Besides pH, phosphate type and ionic strength (increased by salt and the phosphate itself) also impact WHC. Greater ionic strength increases WHC by increasing the solubility of the myofibrillar proteins. A greater ionic strength and pyrophosphate use also compensate for lower pH, with its weaker binding.
However, a challenge exists in that, while a higher meat pH is desired for yield, a lower pH is wanted for taste and appearance. In poultry, a lower pH increases whiteness and helps avoid “pinking,” which is mistakenly associated with undercooked meats by some customers. Lower pHs also help reduce a potential “soapy” taste in products and help enhance the curing reaction. By using a stronger phosphate, such as a pyrophosphate, moderate yields can be obtained while avoiding higher pH, said Brotsky. He also reviewed two relatively new ingredients, TCP (tricalcium phosphate) and 3SP, also known as sodium pyrophosphate, trisodium monohydrogen pyrophosphate or trisodium diphosphate.
The pyrophosphate 3SP has a pH of 6.96. It can be formed by reacting SAPP (sodium acid pyrophosphate, pH of 4.3) with TSPP (tetrasodium pyro phosphate, pH of 10.4) or directly in the furnace used to synthesize phosphates.

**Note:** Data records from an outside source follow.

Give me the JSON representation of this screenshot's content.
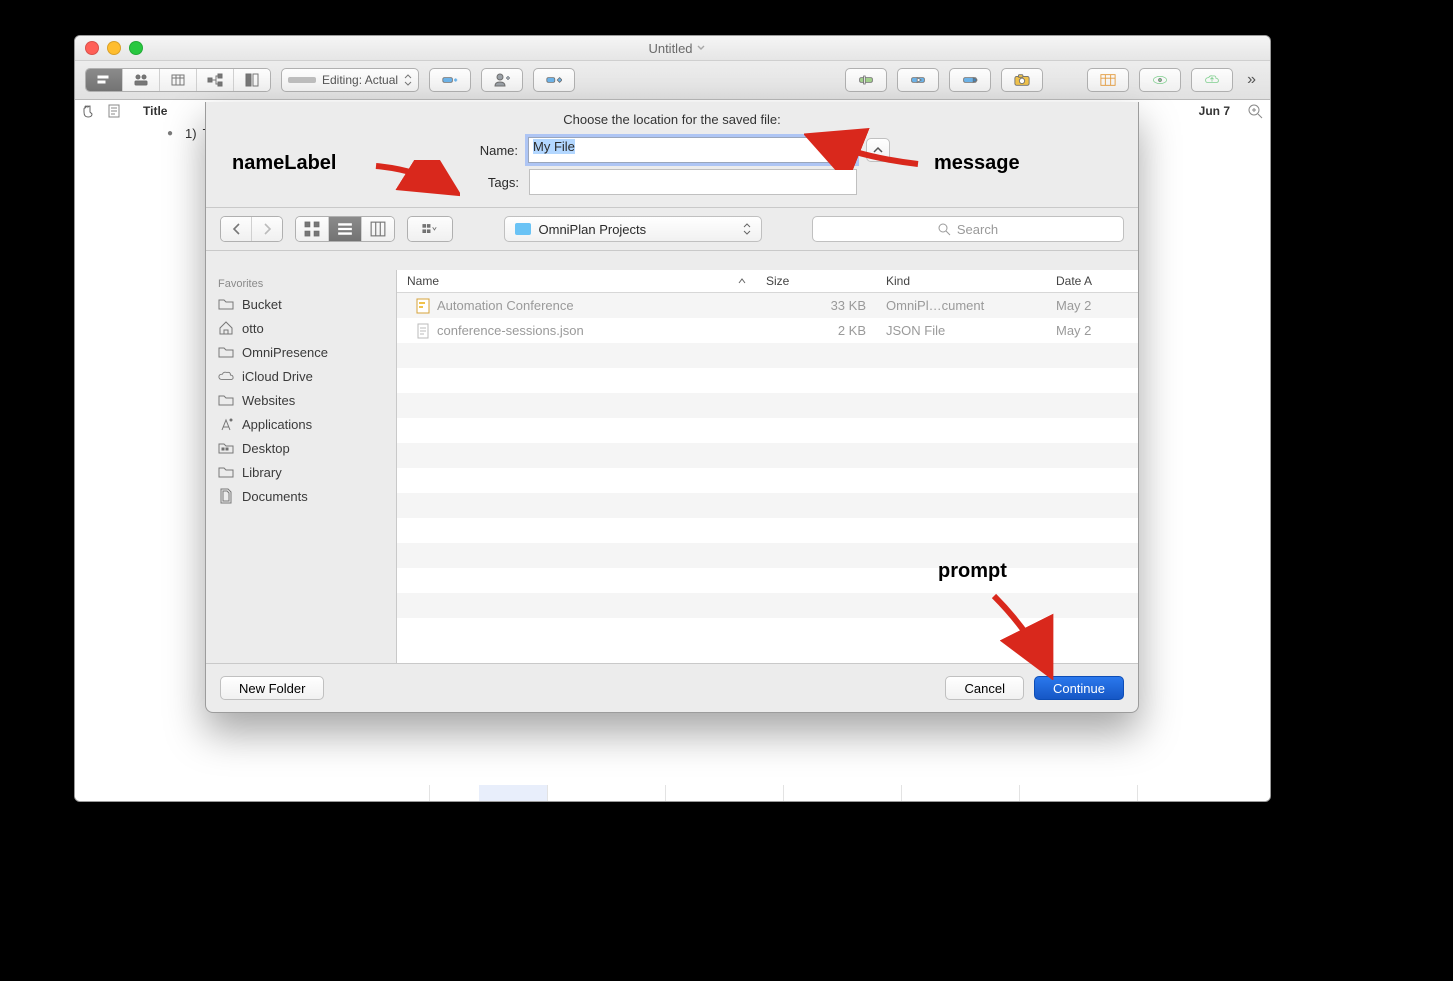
{
  "window": {
    "title": "Untitled"
  },
  "toolbar": {
    "editing_mode": "Editing: Actual"
  },
  "columns": {
    "title": "Title",
    "date": "Jun 7"
  },
  "outline": {
    "row1_index": "1)",
    "row1_text": "Task"
  },
  "annotations": {
    "nameLabel": "nameLabel",
    "message": "message",
    "prompt": "prompt"
  },
  "dialog": {
    "message": "Choose the location for the saved file:",
    "name_label": "Name:",
    "name_value": "My File",
    "tags_label": "Tags:",
    "location": "OmniPlan Projects",
    "search_placeholder": "Search",
    "sidebar_header": "Favorites",
    "sidebar": [
      {
        "label": "Bucket",
        "icon": "folder"
      },
      {
        "label": "otto",
        "icon": "home"
      },
      {
        "label": "OmniPresence",
        "icon": "folder"
      },
      {
        "label": "iCloud Drive",
        "icon": "cloud"
      },
      {
        "label": "Websites",
        "icon": "folder"
      },
      {
        "label": "Applications",
        "icon": "app"
      },
      {
        "label": "Desktop",
        "icon": "folder-grid"
      },
      {
        "label": "Library",
        "icon": "folder"
      },
      {
        "label": "Documents",
        "icon": "doc"
      }
    ],
    "file_columns": {
      "name": "Name",
      "size": "Size",
      "kind": "Kind",
      "date": "Date A"
    },
    "files": [
      {
        "name": "Automation Conference",
        "size": "33 KB",
        "kind": "OmniPl…cument",
        "date": "May 2"
      },
      {
        "name": "conference-sessions.json",
        "size": "2 KB",
        "kind": "JSON File",
        "date": "May 2"
      }
    ],
    "new_folder": "New Folder",
    "cancel": "Cancel",
    "continue": "Continue"
  }
}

Improved meat products result when 3SP is blended with other phosphates.
One particular slide provided from a company study showed how the performance of TSPP was compared to STP in a model ham system with 20% yield extension. At lower phosphate levels, S3 and TSPP give higher yield per pound of phosphate used than STP. At higher phosphate levels, however, phosphate type is not as important, he noted. (See the chart “Phosphate Levels and Yield.”)
SAPP dissolves well, but is less useful, because of its low pH. However, TSPP’s high pH is beneficial, but is not widely used, because it has very limited solubility, especially with hard water. However, 3SP can be put into saturated 26% brine, and it will still dissolve--while possessing a neutral pH.
Brotsky summarized some of 3SP’s benefits as having good protein extraction at lower pH, as well as very good solubility. Additionally, it is a cost-effective alternative to using TKPP and complex multi-component phosphate blends.
As for regulations, 3SP meets E.U. specifications, and the company received a USDA approval letter in 2003. The ingredient’s bag label is “sodium pyrophosphate” and is labeled in the finished meat product as “sodium phosphate.”
Brotsky noted that several new blends are now available. One blend, with STP and SAPP, has a pH of about 8.1 in a 1% solution. It also dissolves quickly and is completely soluble. The blend helps avoid color problems, such as “tiger striping,” in cured products. This happens when needles are used to inject brine and a localized pH of 9-10 results, while the adjacent meat has a pH of 5.8-6. The alternating areas of high and low pHs produce stripes. The blend also helps avoid the pinking that occurs in poultry at higher pH.
Tricalcium phosphate (TCP) was another new phosphate presented to the USDA for approval. TCP traditionally has been used to calcium-fortify orange juice, but it also lightens poultry meat color. While a lower pH increases the redness reaction in cured products, it increases whiteness in uncured, lightly colored meat poultry by facilitating pigment denaturation. TCP overcomes the “graying effect” from alkaline phosphates. It is completely insoluble at the pH of meat and is flavorless and label-friendly, said Brotsky. USDA regulations allow its use up to 1.5% in comminuted poultry products, with an additional 0.5% of functional phosphates also allowed in the product, says Brotsky. Labeling for calcium enhancement cannot be used, if just the meat is present in the finished product, but can be done if the meat is only a component in a larger product, such as a meal.
In-house company research has looked at the impact of various blends on color, yields of various blends, use levels and processing parameters.
“‘Meat’ New Trends with Innovative Phosphates,” Eugene Brotsky, senior technical service representative, Innophos Inc., email@example.com
--Summary by Claudia D. O’Donnell, Chief Editor